- _Problem statement_: Using the records below, locate all lines containing "your" and return them.

(Stored items)
>>>>>

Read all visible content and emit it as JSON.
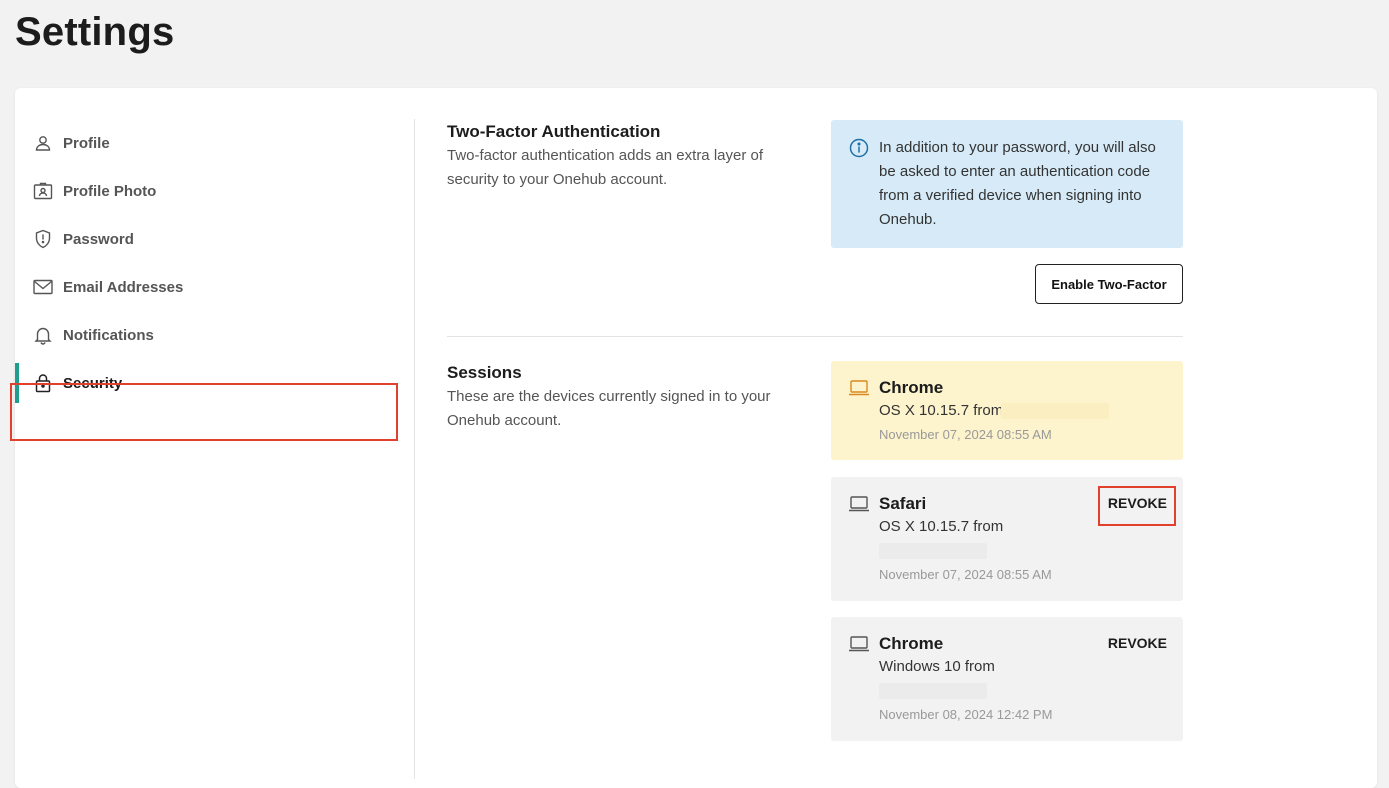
{
  "page": {
    "title": "Settings"
  },
  "sidebar": {
    "items": [
      {
        "label": "Profile",
        "icon": "person-icon"
      },
      {
        "label": "Profile Photo",
        "icon": "id-badge-icon"
      },
      {
        "label": "Password",
        "icon": "shield-icon"
      },
      {
        "label": "Email Addresses",
        "icon": "envelope-icon"
      },
      {
        "label": "Notifications",
        "icon": "bell-icon"
      },
      {
        "label": "Security",
        "icon": "lock-icon",
        "active": true
      }
    ],
    "accent_color": "#1f9e8e"
  },
  "two_factor": {
    "title": "Two-Factor Authentication",
    "description": "Two-factor authentication adds an extra layer of security to your Onehub account.",
    "info": "In addition to your password, you will also be asked to enter an authentication code from a verified device when signing into Onehub.",
    "button_label": "Enable Two-Factor"
  },
  "sessions": {
    "title": "Sessions",
    "description": "These are the devices currently signed in to your Onehub account.",
    "items": [
      {
        "browser": "Chrome",
        "os": "OS X 10.15.7 from",
        "date": "November 07, 2024 08:55 AM",
        "current": true
      },
      {
        "browser": "Safari",
        "os": "OS X 10.15.7 from",
        "date": "November 07, 2024 08:55 AM",
        "revoke_label": "REVOKE"
      },
      {
        "browser": "Chrome",
        "os": "Windows 10 from",
        "date": "November 08, 2024 12:42 PM",
        "revoke_label": "REVOKE"
      }
    ]
  }
}
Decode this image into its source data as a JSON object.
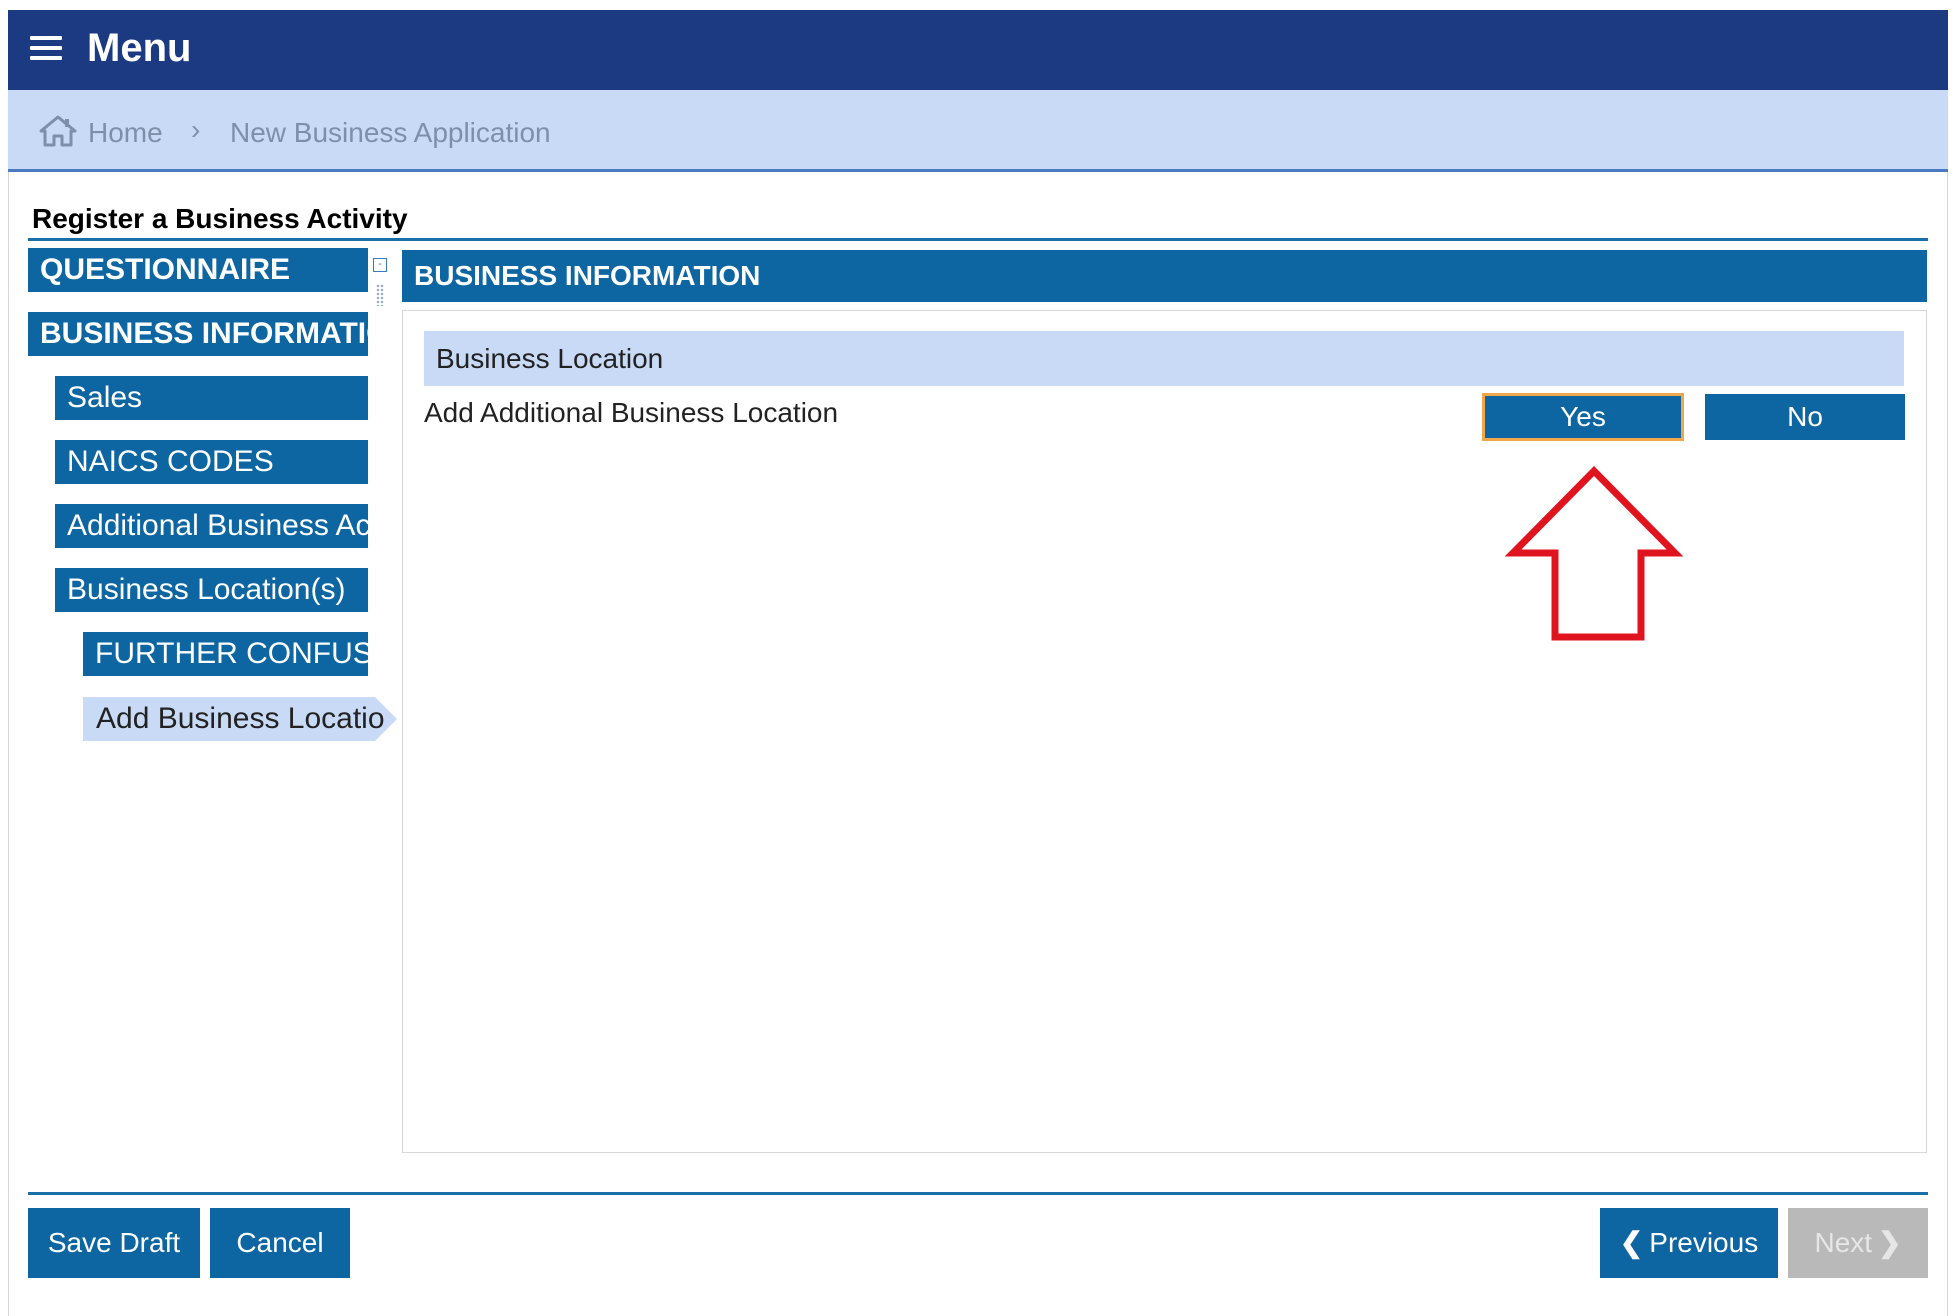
{
  "header": {
    "menu_label": "Menu"
  },
  "breadcrumb": {
    "home": "Home",
    "separator": "›",
    "current": "New Business Application"
  },
  "page": {
    "title": "Register a Business Activity"
  },
  "sidebar": {
    "items": [
      {
        "label": "QUESTIONNAIRE"
      },
      {
        "label": "BUSINESS INFORMATION"
      },
      {
        "label": "Sales"
      },
      {
        "label": "NAICS CODES"
      },
      {
        "label": "Additional Business Activities"
      },
      {
        "label": "Business Location(s)"
      },
      {
        "label": "FURTHER CONFUSION"
      },
      {
        "label": "Add Business Location"
      }
    ],
    "active_index": 7
  },
  "main": {
    "header": "BUSINESS INFORMATION",
    "section_title": "Business Location",
    "question": "Add Additional Business Location",
    "yes_label": "Yes",
    "no_label": "No"
  },
  "footer": {
    "save_draft": "Save Draft",
    "cancel": "Cancel",
    "previous": "Previous",
    "next": "Next"
  },
  "colors": {
    "topbar": "#1b3a82",
    "breadcrumb_bg": "#c8daf6",
    "primary_button": "#0d66a1",
    "selected_outline": "#f0a64a",
    "annotation_arrow": "#e0141e",
    "disabled_button": "#b9b9b9"
  }
}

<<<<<

- _Exercise solution_:
    "description": "Two-factor authentication adds an extra layer of security to your Onehub account.",
    "info": "In addition to your password, you will also be asked to enter an authentication code from a verified device when signing into Onehub.",
    "description": "These are the devices currently signed in to your Onehub account.",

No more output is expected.